═══ EXCERPTED RECORDS ═══
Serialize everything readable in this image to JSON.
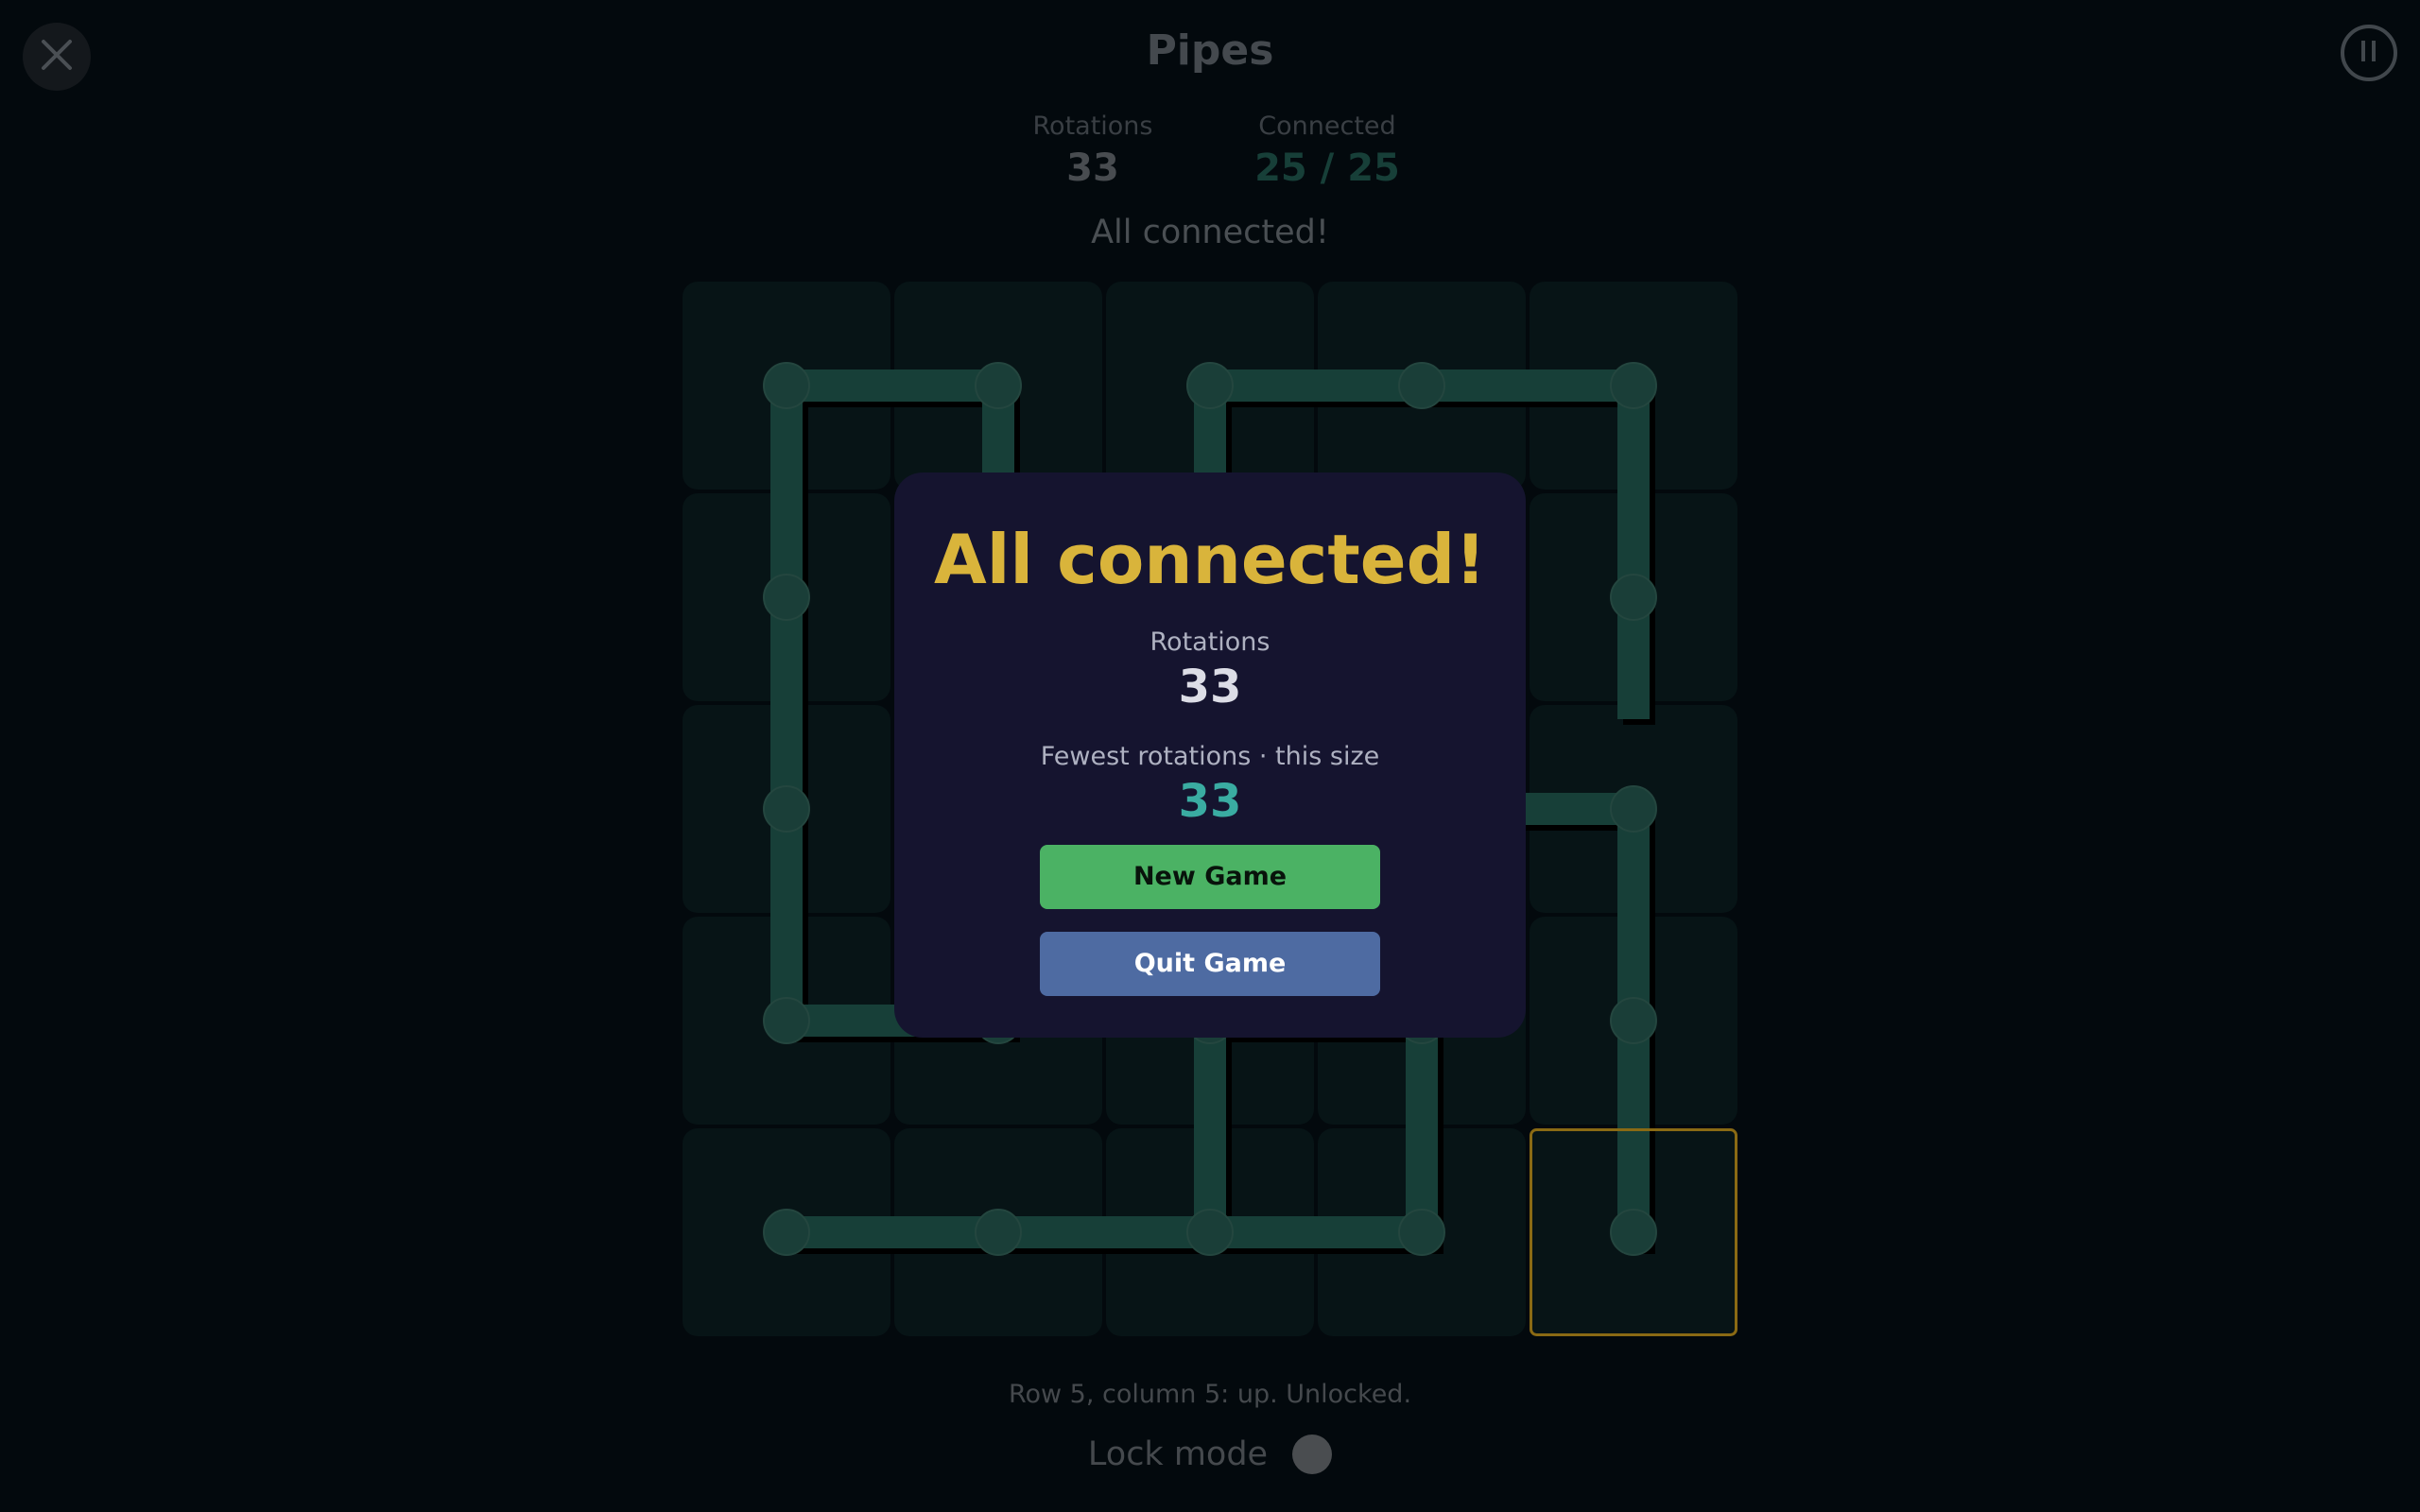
{
  "header": {
    "title": "Pipes",
    "close_icon": "close-icon",
    "pause_icon": "pause-icon"
  },
  "stats": {
    "rotations_label": "Rotations",
    "rotations_value": "33",
    "connected_label": "Connected",
    "connected_value": "25 / 25"
  },
  "status_text": "All connected!",
  "board": {
    "rows": 5,
    "cols": 5,
    "tiles": [
      [
        "RD",
        "LD",
        "RD",
        "LR",
        "LD"
      ],
      [
        "UD",
        "UD",
        "UD",
        "U",
        "UD"
      ],
      [
        "UD",
        "UD",
        "UD",
        "RD",
        "LD"
      ],
      [
        "UR",
        "LU",
        "RD",
        "LD",
        "UD"
      ],
      [
        "R",
        "LR",
        "LRU",
        "LU",
        "U"
      ]
    ],
    "selected": {
      "row": 5,
      "col": 5
    },
    "colors": {
      "tile": "#071416",
      "pipe": "#173f38",
      "node": "#1a3e38",
      "shadow": "#000000",
      "selected_outline": "#8a6a14"
    }
  },
  "cell_info": "Row 5, column 5: up. Unlocked.",
  "lock_mode": {
    "label": "Lock mode",
    "enabled": false
  },
  "modal": {
    "title": "All connected!",
    "rotations_label": "Rotations",
    "rotations_value": "33",
    "best_label": "Fewest rotations · this size",
    "best_value": "33",
    "new_game_label": "New Game",
    "quit_game_label": "Quit Game",
    "colors": {
      "title": "#d9b43b",
      "best_value": "#3aaca2",
      "new_game": "#4bb264",
      "quit_game": "#4e6ba2"
    }
  }
}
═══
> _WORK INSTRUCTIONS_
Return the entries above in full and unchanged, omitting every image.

> _THE ANSWER_
Serialize everything readable in this image to JSON.
{
  "header": {
    "title": "Pipes",
    "close_icon": "close-icon",
    "pause_icon": "pause-icon"
  },
  "stats": {
    "rotations_label": "Rotations",
    "rotations_value": "33",
    "connected_label": "Connected",
    "connected_value": "25 / 25"
  },
  "status_text": "All connected!",
  "board": {
    "rows": 5,
    "cols": 5,
    "tiles": [
      [
        "RD",
        "LD",
        "RD",
        "LR",
        "LD"
      ],
      [
        "UD",
        "UD",
        "UD",
        "U",
        "UD"
      ],
      [
        "UD",
        "UD",
        "UD",
        "RD",
        "LD"
      ],
      [
        "UR",
        "LU",
        "RD",
        "LD",
        "UD"
      ],
      [
        "R",
        "LR",
        "LRU",
        "LU",
        "U"
      ]
    ],
    "selected": {
      "row": 5,
      "col": 5
    },
    "colors": {
      "tile": "#071416",
      "pipe": "#173f38",
      "node": "#1a3e38",
      "shadow": "#000000",
      "selected_outline": "#8a6a14"
    }
  },
  "cell_info": "Row 5, column 5: up. Unlocked.",
  "lock_mode": {
    "label": "Lock mode",
    "enabled": false
  },
  "modal": {
    "title": "All connected!",
    "rotations_label": "Rotations",
    "rotations_value": "33",
    "best_label": "Fewest rotations · this size",
    "best_value": "33",
    "new_game_label": "New Game",
    "quit_game_label": "Quit Game",
    "colors": {
      "title": "#d9b43b",
      "best_value": "#3aaca2",
      "new_game": "#4bb264",
      "quit_game": "#4e6ba2"
    }
  }
}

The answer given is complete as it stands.